- _Your objective_: Print the data exactly as it is given, please.

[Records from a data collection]
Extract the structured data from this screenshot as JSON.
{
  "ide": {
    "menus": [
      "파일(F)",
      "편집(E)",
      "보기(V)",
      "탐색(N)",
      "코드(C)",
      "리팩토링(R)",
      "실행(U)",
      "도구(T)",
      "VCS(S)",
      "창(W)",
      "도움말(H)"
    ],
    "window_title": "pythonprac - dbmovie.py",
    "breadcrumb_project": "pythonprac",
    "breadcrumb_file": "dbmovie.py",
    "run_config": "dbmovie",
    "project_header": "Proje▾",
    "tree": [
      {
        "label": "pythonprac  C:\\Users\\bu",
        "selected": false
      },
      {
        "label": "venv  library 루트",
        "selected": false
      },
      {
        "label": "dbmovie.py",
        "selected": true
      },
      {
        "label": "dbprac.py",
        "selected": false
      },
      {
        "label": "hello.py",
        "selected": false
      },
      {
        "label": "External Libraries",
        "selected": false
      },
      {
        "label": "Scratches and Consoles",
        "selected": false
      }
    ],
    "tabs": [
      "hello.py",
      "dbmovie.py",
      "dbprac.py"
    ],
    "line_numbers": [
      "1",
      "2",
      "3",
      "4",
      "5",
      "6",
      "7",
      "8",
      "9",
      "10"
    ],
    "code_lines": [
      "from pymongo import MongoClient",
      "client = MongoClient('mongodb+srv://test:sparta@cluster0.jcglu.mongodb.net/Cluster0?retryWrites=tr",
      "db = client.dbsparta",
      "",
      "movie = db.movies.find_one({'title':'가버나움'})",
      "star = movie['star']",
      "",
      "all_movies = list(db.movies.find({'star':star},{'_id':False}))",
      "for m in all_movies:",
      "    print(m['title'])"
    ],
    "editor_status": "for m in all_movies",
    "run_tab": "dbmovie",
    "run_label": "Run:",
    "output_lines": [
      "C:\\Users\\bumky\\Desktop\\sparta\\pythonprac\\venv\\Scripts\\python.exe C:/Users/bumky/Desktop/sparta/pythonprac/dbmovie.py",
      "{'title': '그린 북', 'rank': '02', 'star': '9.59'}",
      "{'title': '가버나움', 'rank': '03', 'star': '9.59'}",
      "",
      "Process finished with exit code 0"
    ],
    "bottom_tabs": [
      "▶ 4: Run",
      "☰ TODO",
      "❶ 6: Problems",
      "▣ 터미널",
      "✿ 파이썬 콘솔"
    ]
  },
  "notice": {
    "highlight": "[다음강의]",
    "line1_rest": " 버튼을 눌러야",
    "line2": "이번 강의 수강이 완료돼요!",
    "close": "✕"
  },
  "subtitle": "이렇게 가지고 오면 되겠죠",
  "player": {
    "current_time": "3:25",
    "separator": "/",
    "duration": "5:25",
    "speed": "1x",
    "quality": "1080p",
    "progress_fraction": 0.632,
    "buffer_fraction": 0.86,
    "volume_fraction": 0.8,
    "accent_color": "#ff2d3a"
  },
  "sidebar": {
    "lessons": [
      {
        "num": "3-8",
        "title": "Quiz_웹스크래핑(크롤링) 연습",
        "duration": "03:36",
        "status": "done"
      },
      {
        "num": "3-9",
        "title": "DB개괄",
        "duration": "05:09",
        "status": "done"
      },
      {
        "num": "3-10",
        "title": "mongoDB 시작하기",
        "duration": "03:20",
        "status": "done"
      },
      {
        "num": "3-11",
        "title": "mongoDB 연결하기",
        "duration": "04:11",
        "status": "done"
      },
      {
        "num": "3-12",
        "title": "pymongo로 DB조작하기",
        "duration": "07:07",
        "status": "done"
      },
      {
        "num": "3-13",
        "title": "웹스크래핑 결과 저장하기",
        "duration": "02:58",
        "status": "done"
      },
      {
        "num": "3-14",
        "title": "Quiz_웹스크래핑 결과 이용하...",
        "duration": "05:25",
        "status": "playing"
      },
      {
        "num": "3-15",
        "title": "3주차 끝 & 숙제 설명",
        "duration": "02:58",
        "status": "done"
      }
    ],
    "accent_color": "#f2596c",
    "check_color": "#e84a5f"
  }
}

- _Task output_:
Extract the structured data from this screenshot as JSON.
{
  "ide": {
    "menus": [
      "파일(F)",
      "편집(E)",
      "보기(V)",
      "탐색(N)",
      "코드(C)",
      "리팩토링(R)",
      "실행(U)",
      "도구(T)",
      "VCS(S)",
      "창(W)",
      "도움말(H)"
    ],
    "window_title": "pythonprac - dbmovie.py",
    "breadcrumb_project": "pythonprac",
    "breadcrumb_file": "dbmovie.py",
    "run_config": "dbmovie",
    "project_header": "Proje▾",
    "tree": [
      {
        "label": "pythonprac  C:\\Users\\bu",
        "selected": false
      },
      {
        "label": "venv  library 루트",
        "selected": false
      },
      {
        "label": "dbmovie.py",
        "selected": true
      },
      {
        "label": "dbprac.py",
        "selected": false
      },
      {
        "label": "hello.py",
        "selected": false
      },
      {
        "label": "External Libraries",
        "selected": false
      },
      {
        "label": "Scratches and Consoles",
        "selected": false
      }
    ],
    "tabs": [
      "hello.py",
      "dbmovie.py",
      "dbprac.py"
    ],
    "line_numbers": [
      "1",
      "2",
      "3",
      "4",
      "5",
      "6",
      "7",
      "8",
      "9",
      "10"
    ],
    "code_lines": [
      "from pymongo import MongoClient",
      "client = MongoClient('mongodb+srv://test:sparta@cluster0.jcglu.mongodb.net/Cluster0?retryWrites=tr",
      "db = client.dbsparta",
      "",
      "movie = db.movies.find_one({'title':'가버나움'})",
      "star = movie['star']",
      "",
      "all_movies = list(db.movies.find({'star':star},{'_id':False}))",
      "for m in all_movies:",
      "    print(m['title'])"
    ],
    "editor_status": "for m in all_movies",
    "run_tab": "dbmovie",
    "run_label": "Run:",
    "output_lines": [
      "C:\\Users\\bumky\\Desktop\\sparta\\pythonprac\\venv\\Scripts\\python.exe C:/Users/bumky/Desktop/sparta/pythonprac/dbmovie.py",
      "{'title': '그린 북', 'rank': '02', 'star': '9.59'}",
      "{'title': '가버나움', 'rank': '03', 'star': '9.59'}",
      "",
      "Process finished with exit code 0"
    ],
    "bottom_tabs": [
      "▶ 4: Run",
      "☰ TODO",
      "❶ 6: Problems",
      "▣ 터미널",
      "✿ 파이썬 콘솔"
    ]
  },
  "notice": {
    "highlight": "[다음강의]",
    "line1_rest": " 버튼을 눌러야",
    "line2": "이번 강의 수강이 완료돼요!",
    "close": "✕"
  },
  "subtitle": "이렇게 가지고 오면 되겠죠",
  "player": {
    "current_time": "3:25",
    "separator": "/",
    "duration": "5:25",
    "speed": "1x",
    "quality": "1080p",
    "progress_fraction": 0.632,
    "buffer_fraction": 0.86,
    "volume_fraction": 0.8,
    "accent_color": "#ff2d3a"
  },
  "sidebar": {
    "lessons": [
      {
        "num": "3-8",
        "title": "Quiz_웹스크래핑(크롤링) 연습",
        "duration": "03:36",
        "status": "done"
      },
      {
        "num": "3-9",
        "title": "DB개괄",
        "duration": "05:09",
        "status": "done"
      },
      {
        "num": "3-10",
        "title": "mongoDB 시작하기",
        "duration": "03:20",
        "status": "done"
      },
      {
        "num": "3-11",
        "title": "mongoDB 연결하기",
        "duration": "04:11",
        "status": "done"
      },
      {
        "num": "3-12",
        "title": "pymongo로 DB조작하기",
        "duration": "07:07",
        "status": "done"
      },
      {
        "num": "3-13",
        "title": "웹스크래핑 결과 저장하기",
        "duration": "02:58",
        "status": "done"
      },
      {
        "num": "3-14",
        "title": "Quiz_웹스크래핑 결과 이용하...",
        "duration": "05:25",
        "status": "playing"
      },
      {
        "num": "3-15",
        "title": "3주차 끝 & 숙제 설명",
        "duration": "02:58",
        "status": "done"
      }
    ],
    "accent_color": "#f2596c",
    "check_color": "#e84a5f"
  }
}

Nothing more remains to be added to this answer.